The records sit below. Return every line in them that holds the word "JSON".

Extracted records
-.-.-

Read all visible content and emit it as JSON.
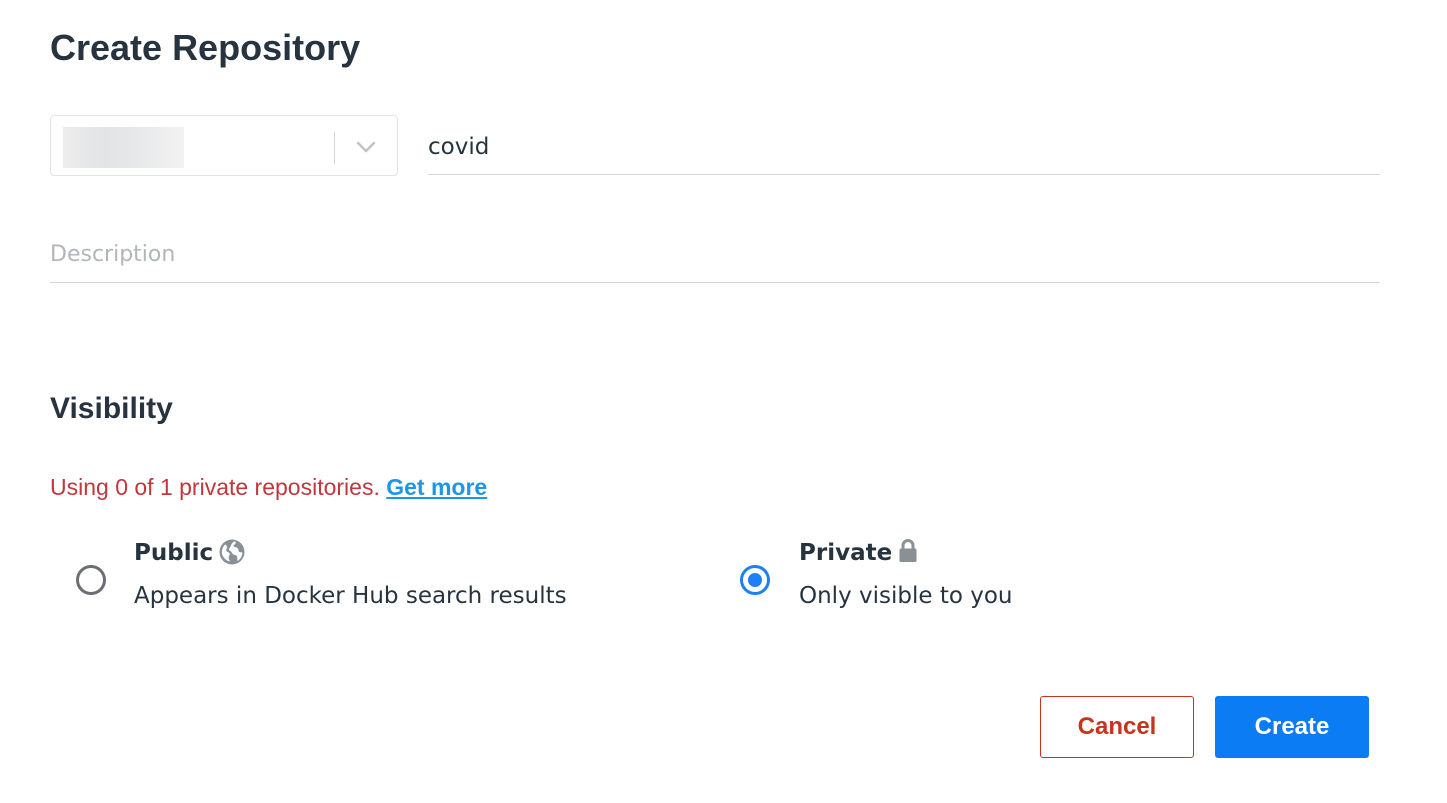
{
  "page": {
    "title": "Create Repository"
  },
  "form": {
    "namespace": {
      "value": "",
      "chevron_icon": "chevron-down-icon"
    },
    "name": {
      "value": "covid"
    },
    "description": {
      "placeholder": "Description",
      "value": ""
    }
  },
  "visibility": {
    "title": "Visibility",
    "usage_text": "Using 0 of 1 private repositories.",
    "get_more_link": "Get more",
    "options": [
      {
        "label": "Public",
        "description": "Appears in Docker Hub search results",
        "icon": "globe-icon",
        "selected": false
      },
      {
        "label": "Private",
        "description": "Only visible to you",
        "icon": "lock-icon",
        "selected": true
      }
    ]
  },
  "actions": {
    "cancel_label": "Cancel",
    "create_label": "Create"
  },
  "colors": {
    "primary": "#0c7cf5",
    "danger": "#c7341e",
    "warning_text": "#c0373c",
    "link": "#1f95e8",
    "radio_selected": "#1d7ff9"
  }
}
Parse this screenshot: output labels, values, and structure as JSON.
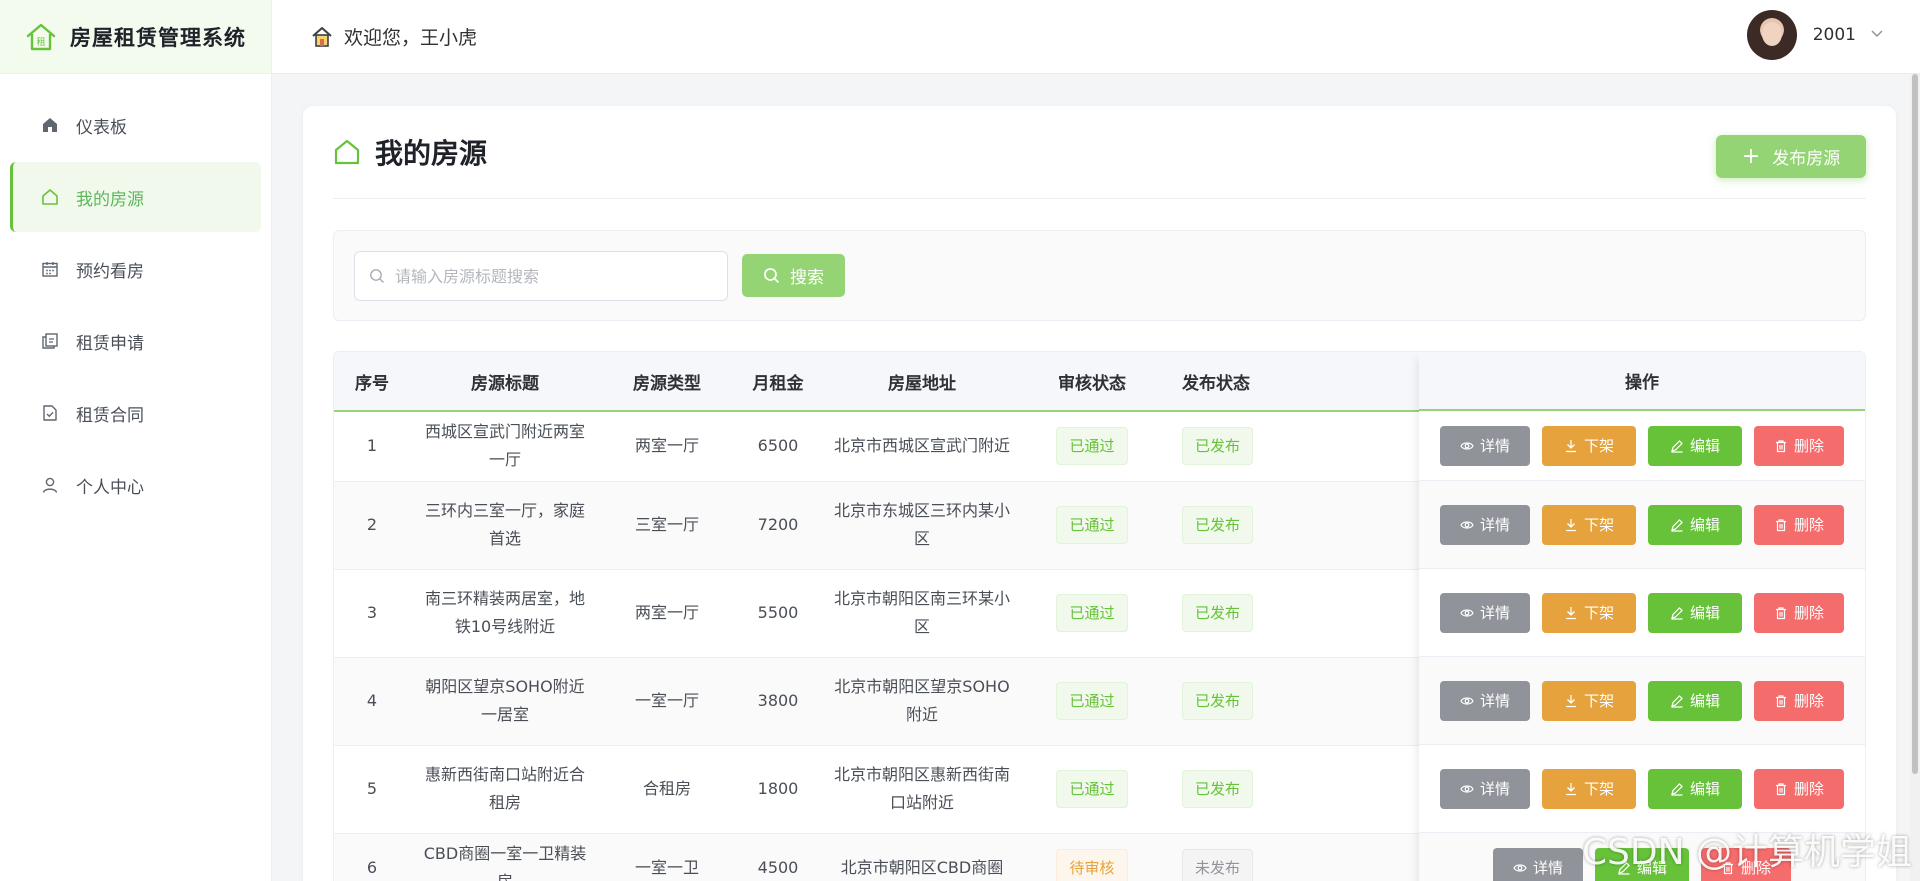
{
  "app": {
    "title": "房屋租赁管理系统",
    "logo_text": "租"
  },
  "sidebar": {
    "items": [
      {
        "label": "仪表板",
        "icon": "home-filled-icon",
        "active": false
      },
      {
        "label": "我的房源",
        "icon": "house-outline-icon",
        "active": true
      },
      {
        "label": "预约看房",
        "icon": "calendar-icon",
        "active": false
      },
      {
        "label": "租赁申请",
        "icon": "copy-document-icon",
        "active": false
      },
      {
        "label": "租赁合同",
        "icon": "document-checked-icon",
        "active": false
      },
      {
        "label": "个人中心",
        "icon": "user-icon",
        "active": false
      }
    ]
  },
  "header": {
    "welcome": "欢迎您，王小虎",
    "username": "2001"
  },
  "page": {
    "title": "我的房源",
    "publish_label": "发布房源",
    "search_placeholder": "请输入房源标题搜索",
    "search_label": "搜索"
  },
  "table": {
    "columns": [
      "序号",
      "房源标题",
      "房源类型",
      "月租金",
      "房屋地址",
      "审核状态",
      "发布状态",
      "操作"
    ],
    "action_labels": {
      "detail": "详情",
      "offline": "下架",
      "edit": "编辑",
      "delete": "删除"
    },
    "rows": [
      {
        "no": "1",
        "title": "西城区宣武门附近两室一厅",
        "type": "两室一厅",
        "rent": "6500",
        "address": "北京市西城区宣武门附近",
        "review": "已通过",
        "publish": "已发布"
      },
      {
        "no": "2",
        "title": "三环内三室一厅，家庭首选",
        "type": "三室一厅",
        "rent": "7200",
        "address": "北京市东城区三环内某小区",
        "review": "已通过",
        "publish": "已发布"
      },
      {
        "no": "3",
        "title": "南三环精装两居室，地铁10号线附近",
        "type": "两室一厅",
        "rent": "5500",
        "address": "北京市朝阳区南三环某小区",
        "review": "已通过",
        "publish": "已发布"
      },
      {
        "no": "4",
        "title": "朝阳区望京SOHO附近一居室",
        "type": "一室一厅",
        "rent": "3800",
        "address": "北京市朝阳区望京SOHO附近",
        "review": "已通过",
        "publish": "已发布"
      },
      {
        "no": "5",
        "title": "惠新西街南口站附近合租房",
        "type": "合租房",
        "rent": "1800",
        "address": "北京市朝阳区惠新西街南口站附近",
        "review": "已通过",
        "publish": "已发布"
      },
      {
        "no": "6",
        "title": "CBD商圈一室一卫精装房",
        "type": "一室一卫",
        "rent": "4500",
        "address": "北京市朝阳区CBD商圈",
        "review": "待审核",
        "publish": "未发布"
      }
    ]
  },
  "watermark": "CSDN @计算机学姐",
  "colors": {
    "primary": "#67c23a",
    "primary_light": "#95d475",
    "warning": "#e6a23c",
    "danger": "#f56c6c",
    "info": "#909399"
  }
}
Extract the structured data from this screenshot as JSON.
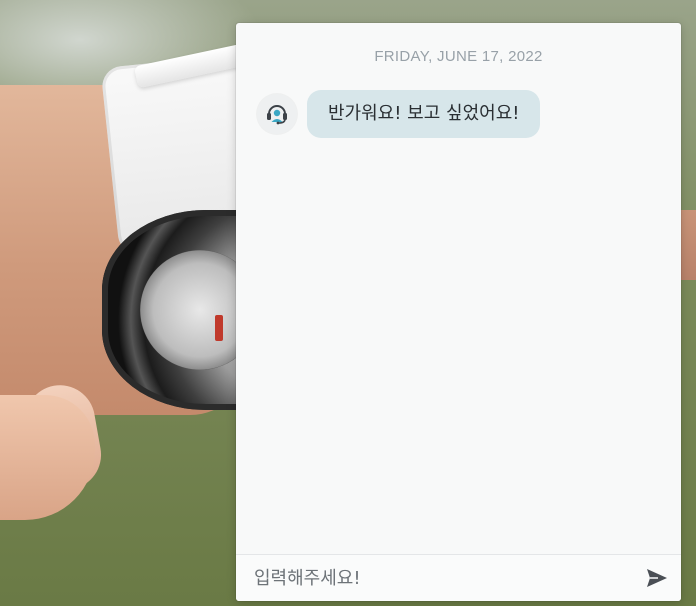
{
  "chat": {
    "date_label": "FRIDAY, JUNE 17, 2022",
    "messages": [
      {
        "sender": "bot",
        "avatar_icon": "support-agent-icon",
        "text": "반가워요! 보고 싶었어요!"
      }
    ],
    "composer": {
      "placeholder": "입력해주세요!",
      "value": "",
      "send_icon": "send-icon"
    }
  },
  "colors": {
    "panel_bg": "#f8f9f9",
    "bubble_bg": "#d7e6ea",
    "date_text": "#98a1a8",
    "send_icon": "#4a4f55",
    "avatar_accent": "#3aa7c4"
  }
}
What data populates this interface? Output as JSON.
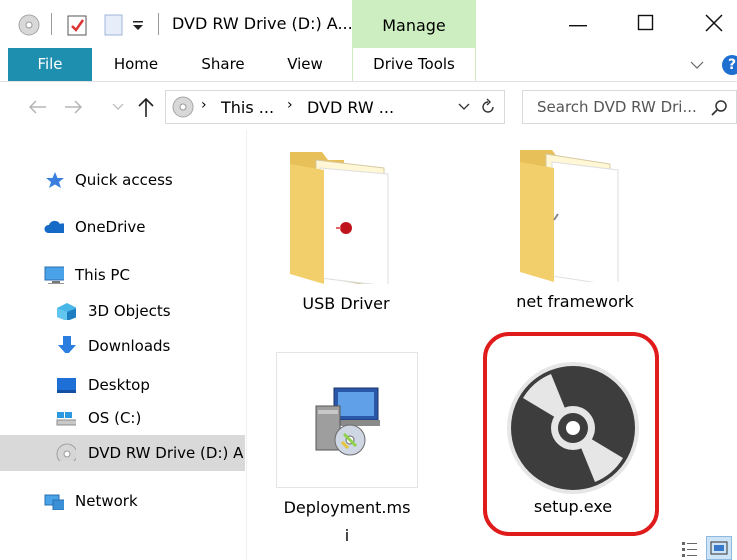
{
  "titlebar": {
    "title": "DVD RW Drive (D:) A...",
    "context_tab": "Manage",
    "controls": [
      "minimize-icon",
      "maximize-icon",
      "close-icon"
    ]
  },
  "ribbon": {
    "tabs": [
      "File",
      "Home",
      "Share",
      "View",
      "Drive Tools"
    ],
    "help": "?"
  },
  "address": {
    "path": [
      "This ...",
      "DVD RW ..."
    ],
    "search_placeholder": "Search DVD RW Dri..."
  },
  "nav": {
    "items": [
      {
        "label": "Quick access",
        "icon": "star-icon"
      },
      {
        "label": "OneDrive",
        "icon": "cloud-icon"
      },
      {
        "label": "This PC",
        "icon": "computer-icon"
      },
      {
        "label": "3D Objects",
        "icon": "cube-icon"
      },
      {
        "label": "Downloads",
        "icon": "download-arrow-icon"
      },
      {
        "label": "Desktop",
        "icon": "desktop-icon"
      },
      {
        "label": "OS (C:)",
        "icon": "drive-icon"
      },
      {
        "label": "DVD RW Drive (D:) A",
        "icon": "disc-icon"
      },
      {
        "label": "Network",
        "icon": "network-icon"
      }
    ]
  },
  "files": [
    {
      "name": "USB Driver",
      "type": "folder"
    },
    {
      "name": "net framework",
      "type": "folder"
    },
    {
      "name_line1": "Deployment.ms",
      "name_line2": "i",
      "type": "msi"
    },
    {
      "name": "setup.exe",
      "type": "exe"
    }
  ],
  "colors": {
    "file_tab": "#1f8fb0",
    "manage_tab": "#cdeec0",
    "highlight": "#e01b1b",
    "selection": "#d9d9d9"
  }
}
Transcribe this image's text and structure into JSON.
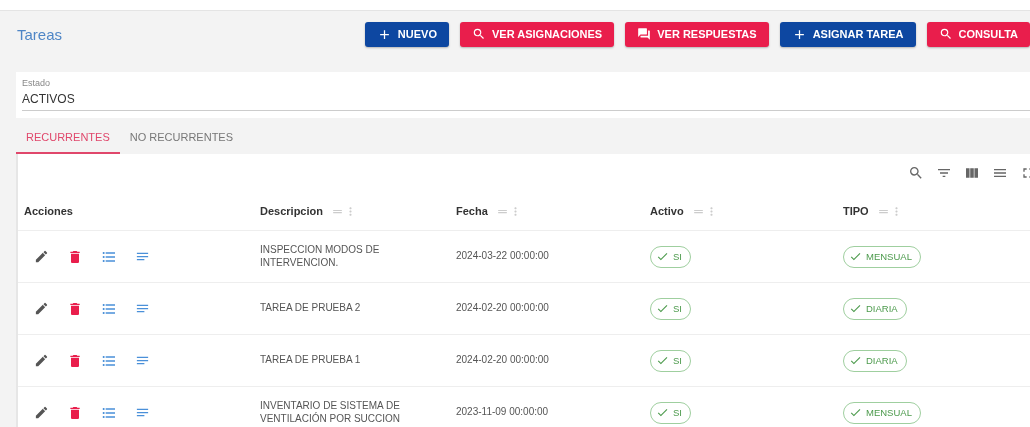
{
  "page": {
    "title": "Tareas"
  },
  "buttons": [
    {
      "label": "NUEVO",
      "kind": "add",
      "color": "#0d47a1"
    },
    {
      "label": "VER ASIGNACIONES",
      "kind": "search",
      "color": "#e91e4c"
    },
    {
      "label": "VER RESPUESTAS",
      "kind": "chat",
      "color": "#e91e4c"
    },
    {
      "label": "ASIGNAR TAREA",
      "kind": "add",
      "color": "#0d47a1"
    },
    {
      "label": "CONSULTA",
      "kind": "search",
      "color": "#e91e4c"
    }
  ],
  "filter": {
    "label": "Estado",
    "value": "ACTIVOS"
  },
  "tabs": [
    {
      "label": "RECURRENTES",
      "selected": true
    },
    {
      "label": "NO RECURRENTES",
      "selected": false
    }
  ],
  "table": {
    "columns": [
      {
        "label": "Acciones",
        "kind": "actions"
      },
      {
        "label": "Descripcion",
        "kind": "data"
      },
      {
        "label": "Fecha",
        "kind": "data"
      },
      {
        "label": "Activo",
        "kind": "data"
      },
      {
        "label": "TIPO",
        "kind": "data"
      }
    ],
    "rows": [
      {
        "descripcion": "INSPECCION MODOS DE INTERVENCION.",
        "fecha": "2024-03-22 00:00:00",
        "activo": "SI",
        "tipo": "MENSUAL"
      },
      {
        "descripcion": "TAREA DE PRUEBA 2",
        "fecha": "2024-02-20 00:00:00",
        "activo": "SI",
        "tipo": "DIARIA"
      },
      {
        "descripcion": "TAREA DE PRUEBA 1",
        "fecha": "2024-02-20 00:00:00",
        "activo": "SI",
        "tipo": "DIARIA"
      },
      {
        "descripcion": "INVENTARIO DE SISTEMA DE VENTILACIÓN POR SUCCION",
        "fecha": "2023-11-09 00:00:00",
        "activo": "SI",
        "tipo": "MENSUAL"
      }
    ]
  }
}
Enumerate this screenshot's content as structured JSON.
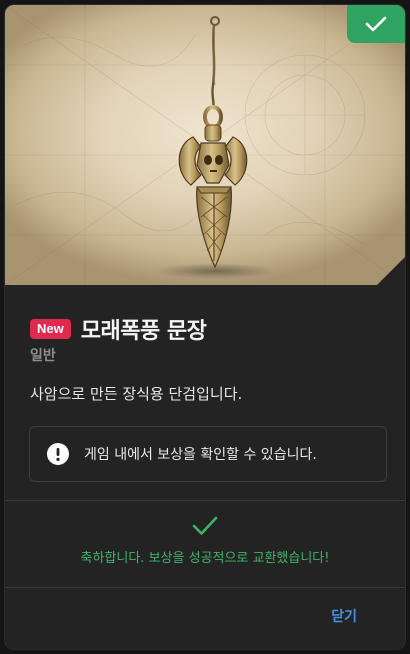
{
  "item": {
    "badge": "New",
    "name": "모래폭풍 문장",
    "grade": "일반",
    "description": "사암으로 만든 장식용 단검입니다."
  },
  "notice": {
    "text": "게임 내에서 보상을 확인할 수 있습니다.",
    "icon": "exclamation-circle-icon"
  },
  "success": {
    "text": "축하합니다. 보상을 성공적으로 교환했습니다!",
    "icon": "check-icon"
  },
  "actions": {
    "close_label": "닫기"
  },
  "colors": {
    "accent_green": "#2fa360",
    "new_badge": "#e0294f",
    "link_blue": "#4a90e2",
    "card_bg": "#232323"
  }
}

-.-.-

• [Worked solution]
Read all visible content and emit it as JSON.
Parse this screenshot: output labels, values, and structure as JSON.
Extract the structured data from this screenshot as JSON.
What data populates this interface? Output as JSON.
Transcribe this image's text and structure into JSON.
Enumerate this screenshot's content as structured JSON.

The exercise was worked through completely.